Your assignment: Among the entries, find each line that includes the string "displayed" and list it.

======

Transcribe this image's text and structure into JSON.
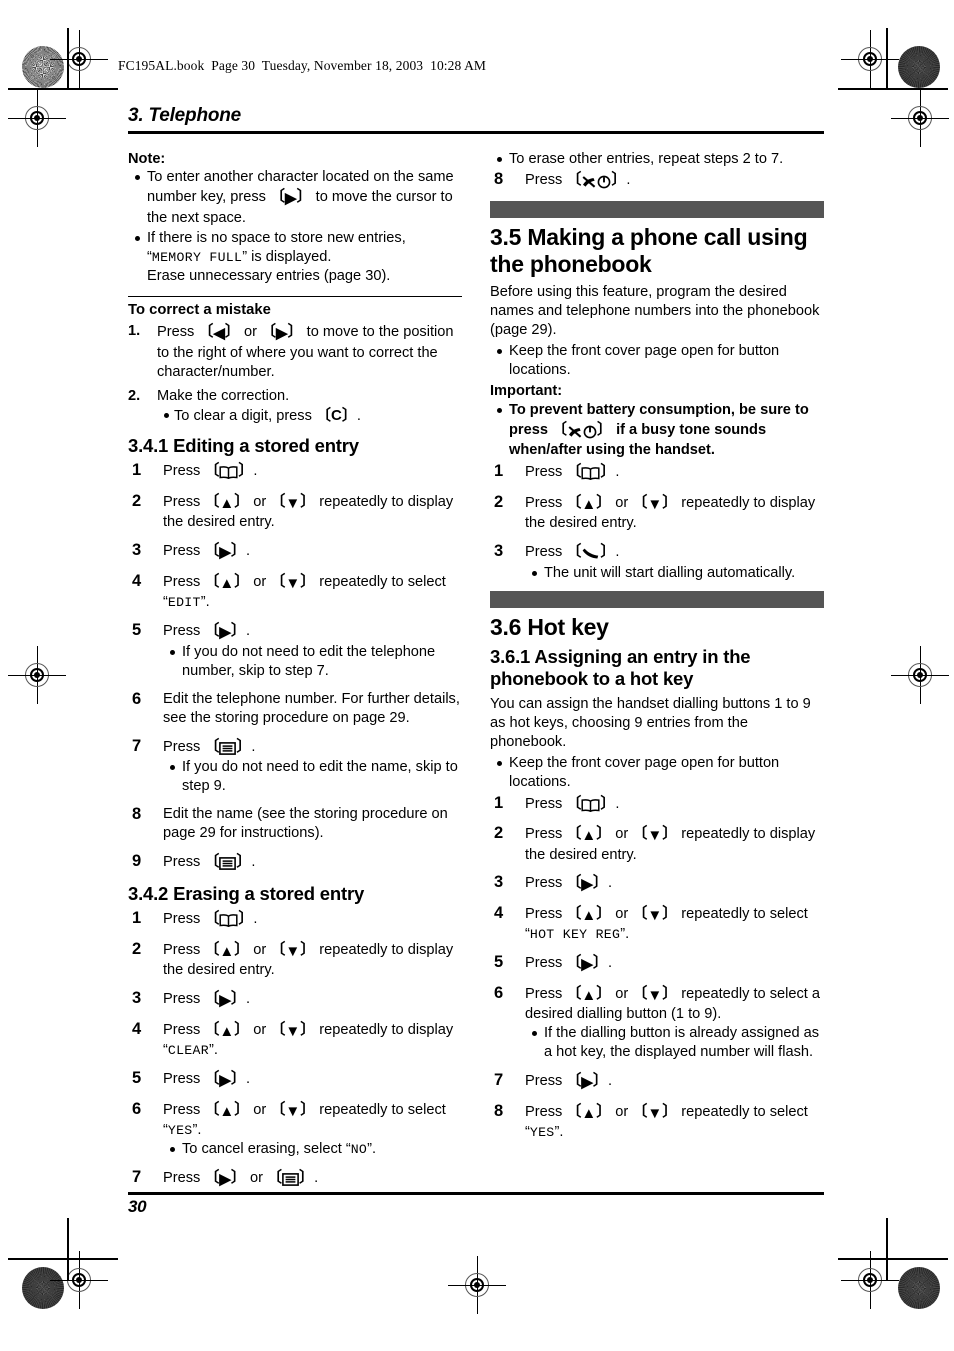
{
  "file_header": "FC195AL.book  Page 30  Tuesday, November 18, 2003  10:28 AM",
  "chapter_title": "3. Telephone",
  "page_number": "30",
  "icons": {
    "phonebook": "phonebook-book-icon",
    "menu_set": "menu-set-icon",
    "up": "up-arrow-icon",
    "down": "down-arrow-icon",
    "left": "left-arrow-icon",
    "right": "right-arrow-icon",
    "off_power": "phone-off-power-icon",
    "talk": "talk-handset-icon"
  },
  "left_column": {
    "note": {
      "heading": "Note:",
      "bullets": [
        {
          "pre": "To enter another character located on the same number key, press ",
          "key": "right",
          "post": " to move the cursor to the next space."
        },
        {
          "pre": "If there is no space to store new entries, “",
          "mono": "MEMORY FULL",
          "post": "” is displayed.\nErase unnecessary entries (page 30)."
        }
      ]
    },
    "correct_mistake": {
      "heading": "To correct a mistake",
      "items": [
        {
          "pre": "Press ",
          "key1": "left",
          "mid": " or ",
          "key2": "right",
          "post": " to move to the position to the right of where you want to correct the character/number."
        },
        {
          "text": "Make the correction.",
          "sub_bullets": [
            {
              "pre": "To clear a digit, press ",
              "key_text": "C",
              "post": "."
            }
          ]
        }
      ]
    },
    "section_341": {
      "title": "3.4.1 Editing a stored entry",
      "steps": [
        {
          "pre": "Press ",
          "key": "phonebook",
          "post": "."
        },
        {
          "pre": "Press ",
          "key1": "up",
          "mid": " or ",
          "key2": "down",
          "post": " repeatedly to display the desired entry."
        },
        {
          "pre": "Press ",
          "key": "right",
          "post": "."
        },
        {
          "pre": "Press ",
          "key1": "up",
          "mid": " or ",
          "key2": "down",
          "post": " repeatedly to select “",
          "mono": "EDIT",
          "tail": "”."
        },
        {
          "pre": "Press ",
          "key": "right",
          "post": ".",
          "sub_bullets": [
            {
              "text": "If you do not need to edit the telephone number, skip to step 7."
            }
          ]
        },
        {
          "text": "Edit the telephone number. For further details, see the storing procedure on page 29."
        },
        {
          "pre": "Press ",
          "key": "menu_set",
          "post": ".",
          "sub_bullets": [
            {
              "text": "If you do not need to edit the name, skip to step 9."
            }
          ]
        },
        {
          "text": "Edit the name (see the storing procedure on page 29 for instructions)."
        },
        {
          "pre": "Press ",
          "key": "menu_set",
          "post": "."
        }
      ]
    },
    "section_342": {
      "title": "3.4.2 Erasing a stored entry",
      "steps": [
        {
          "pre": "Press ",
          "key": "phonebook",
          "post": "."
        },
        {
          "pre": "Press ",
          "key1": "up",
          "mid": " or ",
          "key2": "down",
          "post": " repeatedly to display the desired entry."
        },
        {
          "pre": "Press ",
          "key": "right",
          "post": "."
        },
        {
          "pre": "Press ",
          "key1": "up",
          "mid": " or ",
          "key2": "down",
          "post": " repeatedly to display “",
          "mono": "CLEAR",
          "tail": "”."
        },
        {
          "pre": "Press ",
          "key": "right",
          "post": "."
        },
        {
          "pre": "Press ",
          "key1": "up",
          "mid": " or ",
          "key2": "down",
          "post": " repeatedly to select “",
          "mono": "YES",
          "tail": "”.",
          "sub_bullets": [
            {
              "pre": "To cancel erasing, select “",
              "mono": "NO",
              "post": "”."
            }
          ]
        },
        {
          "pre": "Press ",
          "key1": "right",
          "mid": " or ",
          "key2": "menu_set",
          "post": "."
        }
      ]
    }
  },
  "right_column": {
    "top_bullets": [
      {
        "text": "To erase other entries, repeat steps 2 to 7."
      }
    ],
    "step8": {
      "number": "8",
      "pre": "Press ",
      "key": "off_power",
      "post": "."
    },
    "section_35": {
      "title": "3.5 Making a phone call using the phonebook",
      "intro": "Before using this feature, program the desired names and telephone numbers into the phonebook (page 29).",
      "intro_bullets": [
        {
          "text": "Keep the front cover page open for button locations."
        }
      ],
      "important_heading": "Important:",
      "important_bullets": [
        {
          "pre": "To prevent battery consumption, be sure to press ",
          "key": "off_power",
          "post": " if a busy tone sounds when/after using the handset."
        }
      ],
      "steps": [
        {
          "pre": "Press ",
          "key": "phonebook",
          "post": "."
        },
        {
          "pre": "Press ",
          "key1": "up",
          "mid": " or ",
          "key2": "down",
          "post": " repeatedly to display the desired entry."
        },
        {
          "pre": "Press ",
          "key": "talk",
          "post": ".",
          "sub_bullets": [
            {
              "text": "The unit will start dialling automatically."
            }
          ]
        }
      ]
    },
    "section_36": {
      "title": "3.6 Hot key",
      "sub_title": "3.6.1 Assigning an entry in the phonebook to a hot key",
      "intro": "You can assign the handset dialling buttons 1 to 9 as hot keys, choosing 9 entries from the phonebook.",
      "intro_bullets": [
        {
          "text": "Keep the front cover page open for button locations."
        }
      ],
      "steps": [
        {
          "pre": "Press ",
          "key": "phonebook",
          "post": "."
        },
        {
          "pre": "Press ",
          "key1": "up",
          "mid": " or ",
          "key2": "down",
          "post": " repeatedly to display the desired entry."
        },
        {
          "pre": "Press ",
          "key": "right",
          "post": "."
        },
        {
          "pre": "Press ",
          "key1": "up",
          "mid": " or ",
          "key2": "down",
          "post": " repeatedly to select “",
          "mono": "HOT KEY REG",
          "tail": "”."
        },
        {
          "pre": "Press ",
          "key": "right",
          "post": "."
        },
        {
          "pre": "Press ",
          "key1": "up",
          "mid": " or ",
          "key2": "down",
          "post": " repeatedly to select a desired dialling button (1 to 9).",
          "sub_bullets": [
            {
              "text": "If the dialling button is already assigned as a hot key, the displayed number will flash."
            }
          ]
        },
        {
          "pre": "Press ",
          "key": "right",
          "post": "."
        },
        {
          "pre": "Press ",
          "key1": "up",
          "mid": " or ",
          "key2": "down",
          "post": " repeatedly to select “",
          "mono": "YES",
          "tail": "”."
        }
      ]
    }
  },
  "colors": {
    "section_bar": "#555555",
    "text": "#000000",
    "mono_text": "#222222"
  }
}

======

Response area:
          "post": "” is displayed.\nErase unnecessary entries (page 30)."
              "text": "If the dialling button is already assigned as a hot key, the displayed number will flash."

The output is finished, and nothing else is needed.